The reiteration of the feminine and the diversity of her image has made Lara write one of the most accomplished texts of this collection. I am referring to La egipcia de los gatos. Here are the personal experiences of this author and his respect for a thousand-year-old wisdom that does not disdain symbols that define every woman: hence the term cat, anise flower images and fresh milk, and especially, the antithetic construction binding allergy and men.

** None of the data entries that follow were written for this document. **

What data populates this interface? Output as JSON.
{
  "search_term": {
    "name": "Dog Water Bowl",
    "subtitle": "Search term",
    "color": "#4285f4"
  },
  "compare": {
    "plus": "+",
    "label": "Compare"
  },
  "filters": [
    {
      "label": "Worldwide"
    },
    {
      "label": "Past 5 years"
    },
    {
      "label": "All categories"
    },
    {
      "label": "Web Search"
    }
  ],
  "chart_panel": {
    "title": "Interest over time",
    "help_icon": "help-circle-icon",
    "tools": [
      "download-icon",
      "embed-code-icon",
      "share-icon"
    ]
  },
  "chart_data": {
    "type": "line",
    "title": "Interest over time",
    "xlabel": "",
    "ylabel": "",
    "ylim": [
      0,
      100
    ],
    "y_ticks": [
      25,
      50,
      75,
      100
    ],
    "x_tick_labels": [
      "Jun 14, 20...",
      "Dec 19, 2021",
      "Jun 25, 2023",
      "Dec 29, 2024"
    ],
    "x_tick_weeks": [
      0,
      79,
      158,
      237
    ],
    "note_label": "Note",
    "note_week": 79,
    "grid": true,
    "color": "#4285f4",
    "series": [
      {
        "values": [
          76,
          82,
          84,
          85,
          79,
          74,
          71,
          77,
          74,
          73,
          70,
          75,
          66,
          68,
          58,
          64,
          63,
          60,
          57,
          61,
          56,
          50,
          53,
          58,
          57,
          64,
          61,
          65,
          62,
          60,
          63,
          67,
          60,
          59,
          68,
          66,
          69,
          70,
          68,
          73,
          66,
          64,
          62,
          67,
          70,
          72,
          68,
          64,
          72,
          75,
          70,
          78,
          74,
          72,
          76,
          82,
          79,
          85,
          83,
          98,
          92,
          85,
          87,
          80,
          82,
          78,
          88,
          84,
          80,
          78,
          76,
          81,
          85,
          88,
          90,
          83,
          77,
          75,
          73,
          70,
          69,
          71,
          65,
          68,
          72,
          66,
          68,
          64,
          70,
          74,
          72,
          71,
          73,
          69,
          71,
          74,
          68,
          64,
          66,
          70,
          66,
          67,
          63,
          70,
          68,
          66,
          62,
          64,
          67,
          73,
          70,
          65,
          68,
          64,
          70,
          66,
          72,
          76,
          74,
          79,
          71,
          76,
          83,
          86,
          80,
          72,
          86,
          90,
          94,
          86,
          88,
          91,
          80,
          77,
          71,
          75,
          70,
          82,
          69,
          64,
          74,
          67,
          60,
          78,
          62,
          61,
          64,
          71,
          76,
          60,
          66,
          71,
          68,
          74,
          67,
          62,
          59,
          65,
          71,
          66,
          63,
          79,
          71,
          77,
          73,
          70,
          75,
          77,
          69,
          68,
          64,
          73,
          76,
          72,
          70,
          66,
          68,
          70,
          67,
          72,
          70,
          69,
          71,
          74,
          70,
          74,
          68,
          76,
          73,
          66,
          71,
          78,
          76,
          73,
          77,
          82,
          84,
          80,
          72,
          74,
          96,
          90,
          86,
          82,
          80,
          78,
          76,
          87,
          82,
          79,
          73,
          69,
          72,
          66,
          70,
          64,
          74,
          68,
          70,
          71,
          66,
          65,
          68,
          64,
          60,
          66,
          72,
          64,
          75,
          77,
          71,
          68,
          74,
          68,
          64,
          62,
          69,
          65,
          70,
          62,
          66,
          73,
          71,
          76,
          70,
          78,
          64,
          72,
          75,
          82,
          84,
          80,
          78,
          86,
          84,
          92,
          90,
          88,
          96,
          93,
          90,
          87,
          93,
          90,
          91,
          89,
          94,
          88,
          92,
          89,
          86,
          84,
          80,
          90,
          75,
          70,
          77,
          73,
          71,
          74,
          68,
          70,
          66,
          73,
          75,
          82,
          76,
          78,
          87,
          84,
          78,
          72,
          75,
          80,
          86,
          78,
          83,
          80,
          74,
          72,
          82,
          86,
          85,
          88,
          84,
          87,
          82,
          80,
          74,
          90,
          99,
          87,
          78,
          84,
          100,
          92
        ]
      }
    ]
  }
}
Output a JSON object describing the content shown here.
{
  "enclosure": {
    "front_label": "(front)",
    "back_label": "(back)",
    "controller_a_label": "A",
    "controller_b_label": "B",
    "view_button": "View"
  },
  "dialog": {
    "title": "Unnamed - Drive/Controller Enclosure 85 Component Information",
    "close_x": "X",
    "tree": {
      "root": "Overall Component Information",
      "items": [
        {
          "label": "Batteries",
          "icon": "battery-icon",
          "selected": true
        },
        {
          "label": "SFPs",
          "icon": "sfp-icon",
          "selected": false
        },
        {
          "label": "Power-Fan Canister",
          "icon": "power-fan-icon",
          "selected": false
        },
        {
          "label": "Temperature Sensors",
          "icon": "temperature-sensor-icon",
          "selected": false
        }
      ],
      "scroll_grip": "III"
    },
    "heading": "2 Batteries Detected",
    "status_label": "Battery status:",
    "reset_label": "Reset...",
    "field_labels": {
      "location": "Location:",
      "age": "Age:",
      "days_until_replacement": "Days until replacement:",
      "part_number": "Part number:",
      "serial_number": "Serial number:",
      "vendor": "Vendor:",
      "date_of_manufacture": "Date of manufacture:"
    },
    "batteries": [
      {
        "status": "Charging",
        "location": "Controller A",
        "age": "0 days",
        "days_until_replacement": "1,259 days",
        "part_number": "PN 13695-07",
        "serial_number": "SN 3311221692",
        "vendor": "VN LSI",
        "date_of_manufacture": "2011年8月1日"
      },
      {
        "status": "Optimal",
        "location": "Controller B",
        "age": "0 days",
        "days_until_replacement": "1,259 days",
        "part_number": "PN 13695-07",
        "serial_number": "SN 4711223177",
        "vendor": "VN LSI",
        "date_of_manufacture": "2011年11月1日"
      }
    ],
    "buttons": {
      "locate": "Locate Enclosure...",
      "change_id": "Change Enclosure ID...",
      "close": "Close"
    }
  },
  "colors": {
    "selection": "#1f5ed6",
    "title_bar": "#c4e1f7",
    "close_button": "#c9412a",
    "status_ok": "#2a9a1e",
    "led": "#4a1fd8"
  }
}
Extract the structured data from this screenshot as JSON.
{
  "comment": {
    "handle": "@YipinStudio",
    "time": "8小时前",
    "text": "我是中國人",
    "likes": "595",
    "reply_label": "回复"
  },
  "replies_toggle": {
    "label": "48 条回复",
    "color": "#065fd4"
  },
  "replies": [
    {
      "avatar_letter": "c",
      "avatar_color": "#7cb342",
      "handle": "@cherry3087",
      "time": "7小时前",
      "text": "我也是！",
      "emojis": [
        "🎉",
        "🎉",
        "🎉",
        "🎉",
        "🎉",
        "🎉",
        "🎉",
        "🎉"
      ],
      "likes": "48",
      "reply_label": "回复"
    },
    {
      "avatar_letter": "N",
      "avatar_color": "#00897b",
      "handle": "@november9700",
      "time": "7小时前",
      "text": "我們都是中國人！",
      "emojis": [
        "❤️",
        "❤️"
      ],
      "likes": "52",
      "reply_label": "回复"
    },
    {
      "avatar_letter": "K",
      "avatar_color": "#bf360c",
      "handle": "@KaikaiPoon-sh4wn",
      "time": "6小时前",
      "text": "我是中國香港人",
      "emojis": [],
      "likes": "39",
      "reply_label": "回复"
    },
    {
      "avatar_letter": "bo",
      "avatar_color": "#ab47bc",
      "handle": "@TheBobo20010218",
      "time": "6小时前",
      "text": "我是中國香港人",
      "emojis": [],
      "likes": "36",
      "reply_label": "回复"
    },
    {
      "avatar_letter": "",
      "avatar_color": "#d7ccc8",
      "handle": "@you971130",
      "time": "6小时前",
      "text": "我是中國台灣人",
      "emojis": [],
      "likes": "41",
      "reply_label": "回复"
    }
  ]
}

All the poetic and cultural flow that emanates from these verses has propitiated to sculpt certain conjectures, based, on the scriptural modes of the teacher. And, without fear of being sensitive, I dare to affirm that Jesus Lara Sotelo’s poetry from an aesthetic vision can be located in the batch of the newest ones. He insists on the defense of a lyrical, solid and lucid voice. It seems the writer wants to tell us that he does not forget the readings made to the poetry of the Latin American Boom, especially the one written by Roberto Fernández Retamar and Luis Rogelio Nogueras. We welcome then his collection of poems to the current Olympus of Cuban lyric poetry.